The origins of RiNo

Denver’s River North district (or RiNo, not to be confused with the rhino, the large endangered animal with a horn, or RINO: Republican In Name Only) was once a busy neighborhood of warehouses, factories, and repair shops – and then it was busy no more. As the city began to grow in the THE ORIGINS OF RINOnew millennium, developers turned their eyes to the abandoned streets and buildings off Brighton Boulevard in northeast Denver.

The neighborhood might have been razed. It might have been “developed” into something you might find in almost any other city in America – an urban district without much character. Instead, people who love Denver thought deeply about what was worth preserving in those gritty streets, how to rejuvenate the community, and what it could become. The area was christened RiNo. Artists, the pioneering and civilizing force of modern history, moved in.

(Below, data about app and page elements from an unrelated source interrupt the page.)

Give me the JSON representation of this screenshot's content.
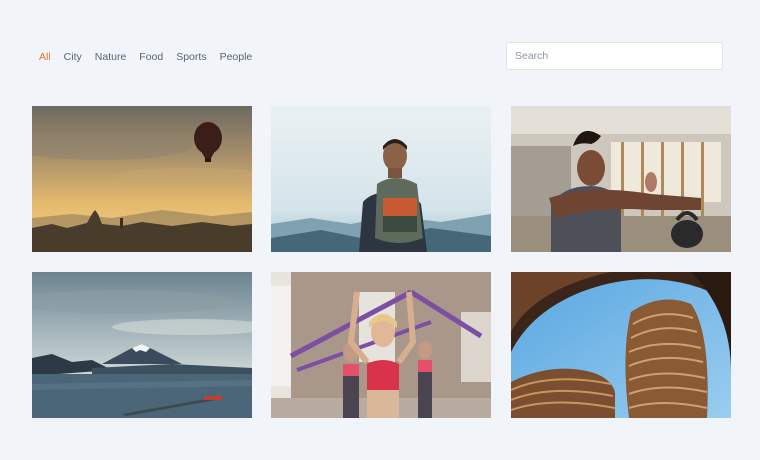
{
  "filters": {
    "items": [
      {
        "label": "All"
      },
      {
        "label": "City"
      },
      {
        "label": "Nature"
      },
      {
        "label": "Food"
      },
      {
        "label": "Sports"
      },
      {
        "label": "People"
      }
    ],
    "active": "All"
  },
  "search": {
    "placeholder": "Search",
    "value": ""
  },
  "gallery": {
    "images": [
      {
        "subject": "hot-air balloon over misty sunset temples"
      },
      {
        "subject": "hiker with backpack facing mountain lake"
      },
      {
        "subject": "man exercising with kettlebell in gym"
      },
      {
        "subject": "snow-capped mountain across lake"
      },
      {
        "subject": "women exercising with resistance bands"
      },
      {
        "subject": "circular modern building against blue sky"
      }
    ]
  },
  "colors": {
    "accent": "#e9712a",
    "background": "#f1f5f9",
    "text": "#5a6475"
  }
}
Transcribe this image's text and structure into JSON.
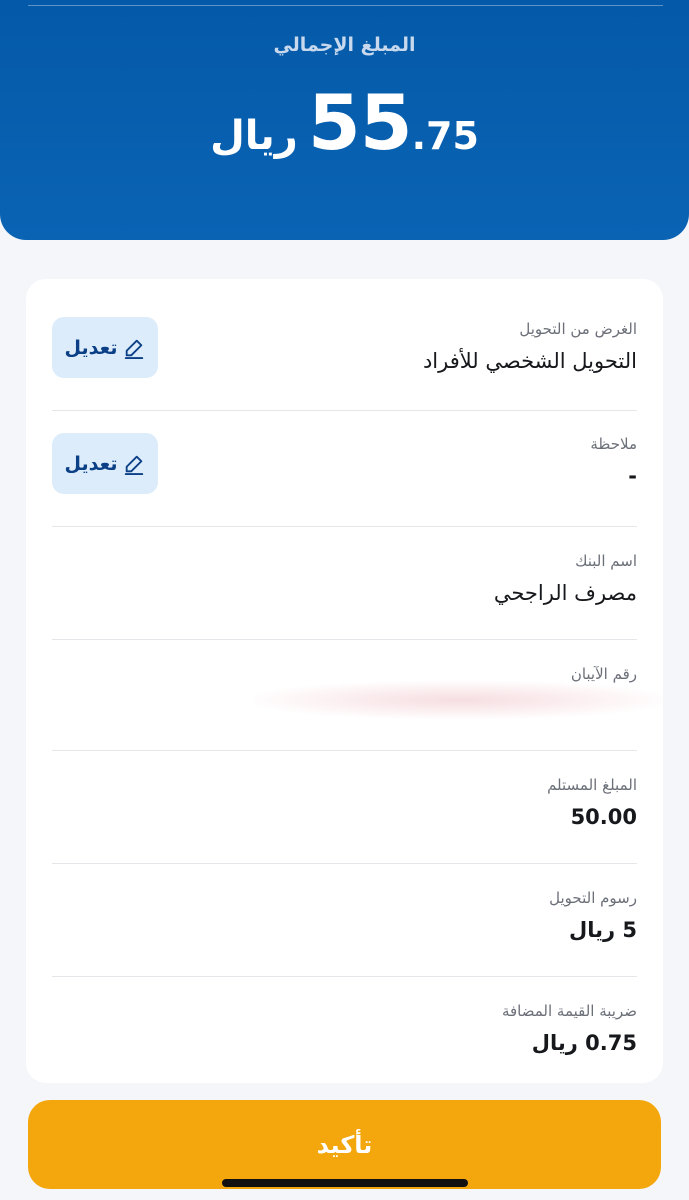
{
  "header": {
    "total_label": "المبلغ الإجمالي",
    "amount_integer": "55",
    "amount_decimal": ".75",
    "currency": "ريال"
  },
  "details": {
    "purpose": {
      "label": "الغرض من التحويل",
      "value": "التحويل الشخصي للأفراد",
      "edit_label": "تعديل"
    },
    "note": {
      "label": "ملاحظة",
      "value": "-",
      "edit_label": "تعديل"
    },
    "bank": {
      "label": "اسم البنك",
      "value": "مصرف الراجحي"
    },
    "iban": {
      "label": "رقم الآيبان",
      "value": ""
    },
    "received": {
      "label": "المبلغ المستلم",
      "value": "50.00"
    },
    "fees": {
      "label": "رسوم التحويل",
      "value": "5 ريال"
    },
    "vat": {
      "label": "ضريبة القيمة المضافة",
      "value": "0.75 ريال"
    }
  },
  "confirm_label": "تأكيد",
  "colors": {
    "header_bg": "#045aa8",
    "edit_bg": "#dcecfb",
    "edit_text": "#0b3f86",
    "confirm_bg": "#f3a70c"
  },
  "icons": {
    "edit": "pencil-icon"
  }
}
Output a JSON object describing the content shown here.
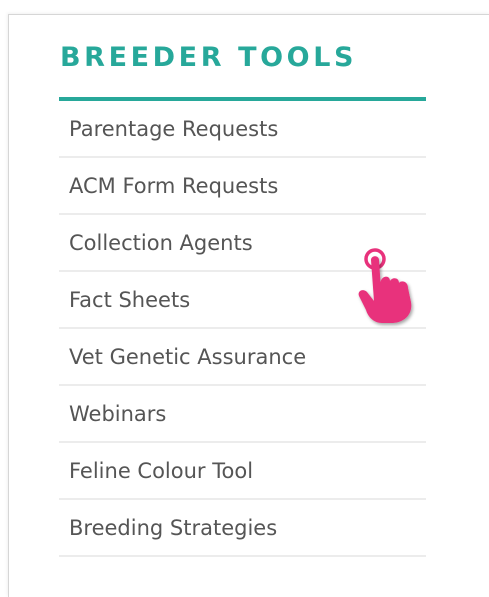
{
  "sidebar": {
    "heading": "BREEDER TOOLS",
    "accent_color": "#27a89a",
    "items": [
      {
        "label": "Parentage Requests"
      },
      {
        "label": "ACM Form Requests"
      },
      {
        "label": "Collection Agents"
      },
      {
        "label": "Fact Sheets"
      },
      {
        "label": "Vet Genetic Assurance"
      },
      {
        "label": "Webinars"
      },
      {
        "label": "Feline Colour Tool"
      },
      {
        "label": "Breeding Strategies"
      }
    ]
  },
  "cursor": {
    "icon": "pointing-hand-icon",
    "color": "#e8327c",
    "hovered_item": "Collection Agents"
  }
}
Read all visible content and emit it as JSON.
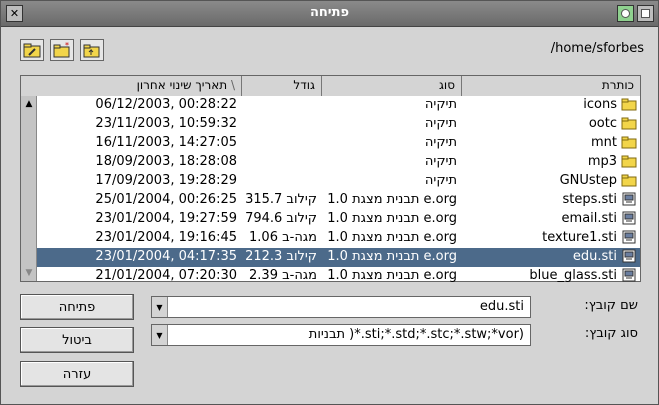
{
  "window": {
    "title": "פתיחה"
  },
  "toolbar": {
    "path": "/home/sforbes",
    "icons": [
      "go-home-icon",
      "new-folder-icon",
      "up-folder-icon"
    ]
  },
  "list": {
    "headers": {
      "name": "כותרת",
      "type": "סוג",
      "size": "גודל",
      "date": "תאריך שינוי אחרון"
    },
    "rows": [
      {
        "name": "icons",
        "type": "תיקיה",
        "size": "",
        "date": "06/12/2003, 00:28:22",
        "kind": "folder"
      },
      {
        "name": "ootc",
        "type": "תיקיה",
        "size": "",
        "date": "23/11/2003, 10:59:32",
        "kind": "folder"
      },
      {
        "name": "mnt",
        "type": "תיקיה",
        "size": "",
        "date": "16/11/2003, 14:27:05",
        "kind": "folder"
      },
      {
        "name": "mp3",
        "type": "תיקיה",
        "size": "",
        "date": "18/09/2003, 18:28:08",
        "kind": "folder"
      },
      {
        "name": "GNUstep",
        "type": "תיקיה",
        "size": "",
        "date": "17/09/2003, 19:28:29",
        "kind": "folder"
      },
      {
        "name": "steps.sti",
        "type": "תבנית מצגת 1.0 e.org",
        "size": "315.7 קילוב",
        "date": "25/01/2004, 00:26:25",
        "kind": "file"
      },
      {
        "name": "email.sti",
        "type": "תבנית מצגת 1.0 e.org",
        "size": "794.6 קילוב",
        "date": "23/01/2004, 19:27:59",
        "kind": "file"
      },
      {
        "name": "texture1.sti",
        "type": "תבנית מצגת 1.0 e.org",
        "size": "1.06 מגה-ב",
        "date": "23/01/2004, 19:16:45",
        "kind": "file"
      },
      {
        "name": "edu.sti",
        "type": "תבנית מצגת 1.0 e.org",
        "size": "212.3 קילוב",
        "date": "23/01/2004, 04:17:35",
        "kind": "file",
        "selected": true
      },
      {
        "name": "blue_glass.sti",
        "type": "תבנית מצגת 1.0 e.org",
        "size": "2.39 מגה-ב",
        "date": "21/01/2004, 07:20:30",
        "kind": "file"
      }
    ]
  },
  "form": {
    "filename_label": "שם קובץ:",
    "filename_value": "edu.sti",
    "filetype_label": "סוג קובץ:",
    "filetype_value": "תבניות )*.sti;*.std;*.stc;*.stw;*vor)"
  },
  "buttons": {
    "open": "פתיחה",
    "cancel": "ביטול",
    "help": "עזרה"
  },
  "colors": {
    "selection": "#4c6a8a",
    "folder": "#f2d54a"
  }
}
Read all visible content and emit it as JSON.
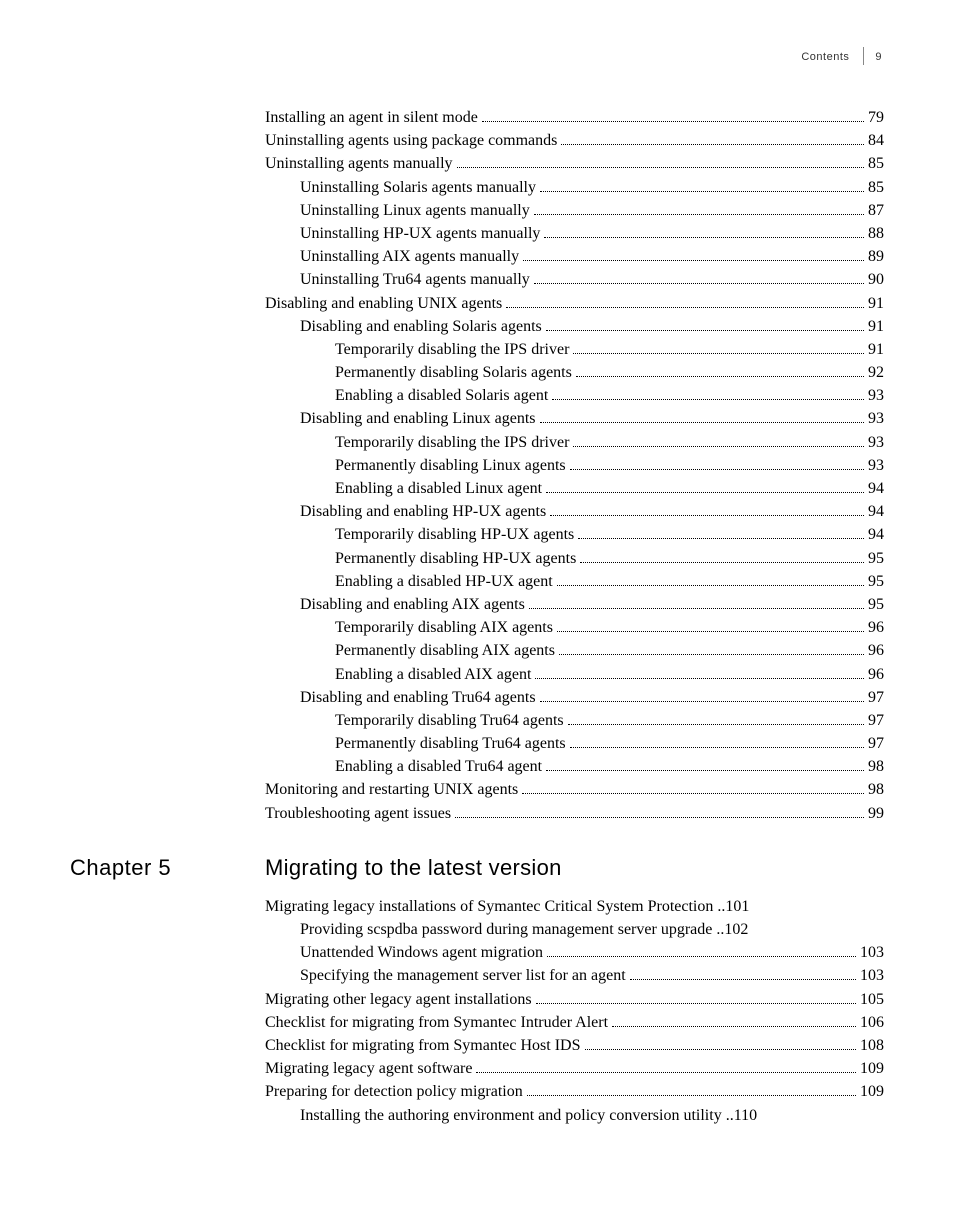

This TEDx talk by Jamie Licko, from last August, explores the philosophy that saved RiNo from becoming yet another bland urban pile of bricks. Jamie is currently president of the RiNo Arts District. Watch this!